- What is being asked -
What is the number of lines in the data below that contain "name"? Reply with the number only.

- Dataset entries -
┌──
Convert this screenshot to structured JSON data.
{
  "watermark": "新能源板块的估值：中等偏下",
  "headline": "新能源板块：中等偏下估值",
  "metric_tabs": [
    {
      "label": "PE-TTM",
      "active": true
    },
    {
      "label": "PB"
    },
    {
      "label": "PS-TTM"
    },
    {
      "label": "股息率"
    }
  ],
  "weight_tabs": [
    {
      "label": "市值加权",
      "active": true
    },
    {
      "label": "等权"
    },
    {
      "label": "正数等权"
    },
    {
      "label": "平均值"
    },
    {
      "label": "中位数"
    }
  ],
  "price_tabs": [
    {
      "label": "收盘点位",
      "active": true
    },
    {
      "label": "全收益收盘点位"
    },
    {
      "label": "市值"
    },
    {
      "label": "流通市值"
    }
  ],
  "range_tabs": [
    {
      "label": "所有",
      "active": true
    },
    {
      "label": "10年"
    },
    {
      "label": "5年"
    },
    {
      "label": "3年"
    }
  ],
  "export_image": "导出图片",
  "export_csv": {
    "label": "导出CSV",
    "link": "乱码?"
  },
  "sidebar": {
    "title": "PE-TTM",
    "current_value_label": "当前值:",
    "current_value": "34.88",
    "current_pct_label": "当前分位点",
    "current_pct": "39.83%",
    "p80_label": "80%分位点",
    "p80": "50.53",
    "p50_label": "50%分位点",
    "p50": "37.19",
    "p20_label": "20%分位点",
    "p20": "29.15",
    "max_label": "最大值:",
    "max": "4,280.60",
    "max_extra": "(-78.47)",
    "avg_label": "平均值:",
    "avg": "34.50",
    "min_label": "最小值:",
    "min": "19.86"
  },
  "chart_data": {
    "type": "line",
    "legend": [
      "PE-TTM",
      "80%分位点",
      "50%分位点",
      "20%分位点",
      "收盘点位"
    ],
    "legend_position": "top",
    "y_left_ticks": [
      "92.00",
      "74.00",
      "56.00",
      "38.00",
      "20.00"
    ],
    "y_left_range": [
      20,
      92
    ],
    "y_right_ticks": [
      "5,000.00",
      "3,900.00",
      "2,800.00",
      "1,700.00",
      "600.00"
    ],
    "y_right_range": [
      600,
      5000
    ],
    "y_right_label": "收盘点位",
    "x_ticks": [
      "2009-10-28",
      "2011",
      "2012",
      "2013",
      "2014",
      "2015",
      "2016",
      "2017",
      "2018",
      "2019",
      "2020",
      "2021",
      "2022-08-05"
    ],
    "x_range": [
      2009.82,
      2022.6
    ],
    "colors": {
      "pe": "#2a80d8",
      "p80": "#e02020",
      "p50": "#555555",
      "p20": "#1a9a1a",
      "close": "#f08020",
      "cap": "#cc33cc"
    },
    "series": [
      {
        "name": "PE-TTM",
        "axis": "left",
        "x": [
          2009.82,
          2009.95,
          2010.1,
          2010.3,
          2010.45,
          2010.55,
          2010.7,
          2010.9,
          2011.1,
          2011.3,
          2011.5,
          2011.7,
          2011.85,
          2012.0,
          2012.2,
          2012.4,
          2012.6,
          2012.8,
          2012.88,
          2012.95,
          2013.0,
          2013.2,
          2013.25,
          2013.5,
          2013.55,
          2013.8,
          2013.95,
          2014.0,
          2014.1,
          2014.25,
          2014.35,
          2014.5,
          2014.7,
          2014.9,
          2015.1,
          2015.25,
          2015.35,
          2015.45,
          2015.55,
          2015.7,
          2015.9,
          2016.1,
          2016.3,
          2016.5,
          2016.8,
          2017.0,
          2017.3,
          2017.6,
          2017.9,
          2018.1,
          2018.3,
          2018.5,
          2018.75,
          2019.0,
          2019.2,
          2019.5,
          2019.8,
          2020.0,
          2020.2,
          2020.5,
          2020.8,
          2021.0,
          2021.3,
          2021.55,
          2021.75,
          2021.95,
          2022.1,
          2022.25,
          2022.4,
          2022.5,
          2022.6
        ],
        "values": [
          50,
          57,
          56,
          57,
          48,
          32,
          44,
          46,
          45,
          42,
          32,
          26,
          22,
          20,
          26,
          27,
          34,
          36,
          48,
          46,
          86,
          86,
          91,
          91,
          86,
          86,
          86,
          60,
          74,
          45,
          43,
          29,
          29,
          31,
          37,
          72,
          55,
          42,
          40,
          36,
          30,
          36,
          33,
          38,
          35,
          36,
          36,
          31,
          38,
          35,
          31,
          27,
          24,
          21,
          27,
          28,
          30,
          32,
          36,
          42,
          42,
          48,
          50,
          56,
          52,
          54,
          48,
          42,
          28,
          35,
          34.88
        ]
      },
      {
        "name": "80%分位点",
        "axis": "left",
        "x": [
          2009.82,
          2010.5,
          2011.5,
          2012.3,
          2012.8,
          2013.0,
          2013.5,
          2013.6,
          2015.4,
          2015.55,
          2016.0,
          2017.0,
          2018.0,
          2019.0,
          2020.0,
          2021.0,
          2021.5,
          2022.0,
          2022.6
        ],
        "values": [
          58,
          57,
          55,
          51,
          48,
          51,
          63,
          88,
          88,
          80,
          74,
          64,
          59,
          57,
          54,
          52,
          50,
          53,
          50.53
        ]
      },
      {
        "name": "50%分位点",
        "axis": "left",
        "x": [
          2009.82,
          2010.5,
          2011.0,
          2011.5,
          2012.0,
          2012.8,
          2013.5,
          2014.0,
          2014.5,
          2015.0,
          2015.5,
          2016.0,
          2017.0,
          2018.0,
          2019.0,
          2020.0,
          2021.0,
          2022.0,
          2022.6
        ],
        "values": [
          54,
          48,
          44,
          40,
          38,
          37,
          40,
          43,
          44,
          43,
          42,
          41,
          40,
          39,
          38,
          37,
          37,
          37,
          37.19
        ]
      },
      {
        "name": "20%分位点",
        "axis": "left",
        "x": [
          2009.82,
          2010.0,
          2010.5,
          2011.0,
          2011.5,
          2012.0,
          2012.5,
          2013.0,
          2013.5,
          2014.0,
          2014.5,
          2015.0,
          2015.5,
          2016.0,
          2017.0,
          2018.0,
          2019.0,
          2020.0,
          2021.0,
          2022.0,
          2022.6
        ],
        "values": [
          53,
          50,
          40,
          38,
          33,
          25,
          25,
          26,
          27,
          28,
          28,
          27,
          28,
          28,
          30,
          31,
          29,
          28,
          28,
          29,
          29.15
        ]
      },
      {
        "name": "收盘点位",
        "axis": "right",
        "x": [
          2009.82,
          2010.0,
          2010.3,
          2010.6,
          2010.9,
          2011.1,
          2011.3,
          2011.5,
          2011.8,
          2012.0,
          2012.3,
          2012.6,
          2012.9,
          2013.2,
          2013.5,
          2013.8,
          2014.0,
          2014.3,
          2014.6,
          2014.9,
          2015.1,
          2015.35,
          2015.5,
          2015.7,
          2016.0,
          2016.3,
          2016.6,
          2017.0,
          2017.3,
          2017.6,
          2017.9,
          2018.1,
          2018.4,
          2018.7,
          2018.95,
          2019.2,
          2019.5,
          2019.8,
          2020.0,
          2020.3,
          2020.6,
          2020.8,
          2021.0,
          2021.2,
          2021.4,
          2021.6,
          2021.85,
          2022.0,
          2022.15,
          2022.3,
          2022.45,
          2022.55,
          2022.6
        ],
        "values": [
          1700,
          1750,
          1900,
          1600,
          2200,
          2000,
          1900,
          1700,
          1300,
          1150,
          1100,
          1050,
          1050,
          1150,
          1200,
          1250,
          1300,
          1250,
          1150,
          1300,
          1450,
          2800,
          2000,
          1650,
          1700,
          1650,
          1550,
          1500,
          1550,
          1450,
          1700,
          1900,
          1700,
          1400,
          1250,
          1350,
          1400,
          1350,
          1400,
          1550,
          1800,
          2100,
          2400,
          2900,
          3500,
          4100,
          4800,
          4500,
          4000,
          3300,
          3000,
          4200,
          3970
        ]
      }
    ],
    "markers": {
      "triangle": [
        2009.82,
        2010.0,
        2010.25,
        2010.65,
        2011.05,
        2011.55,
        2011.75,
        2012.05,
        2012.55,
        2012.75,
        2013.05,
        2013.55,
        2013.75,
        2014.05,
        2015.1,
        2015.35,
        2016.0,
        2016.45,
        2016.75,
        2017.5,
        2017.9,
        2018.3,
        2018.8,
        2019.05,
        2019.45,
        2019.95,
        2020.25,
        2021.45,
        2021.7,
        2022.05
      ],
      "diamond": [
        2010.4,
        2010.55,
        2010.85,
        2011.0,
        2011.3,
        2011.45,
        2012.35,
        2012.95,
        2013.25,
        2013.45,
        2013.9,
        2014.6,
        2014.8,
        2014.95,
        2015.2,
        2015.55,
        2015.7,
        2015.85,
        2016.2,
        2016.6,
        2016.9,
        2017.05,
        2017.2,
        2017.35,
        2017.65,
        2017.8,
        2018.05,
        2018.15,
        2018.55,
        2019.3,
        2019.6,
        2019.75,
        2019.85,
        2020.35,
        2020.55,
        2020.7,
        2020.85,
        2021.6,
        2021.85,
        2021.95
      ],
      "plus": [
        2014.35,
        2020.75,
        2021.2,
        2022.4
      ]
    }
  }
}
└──
- Exercise answer -
5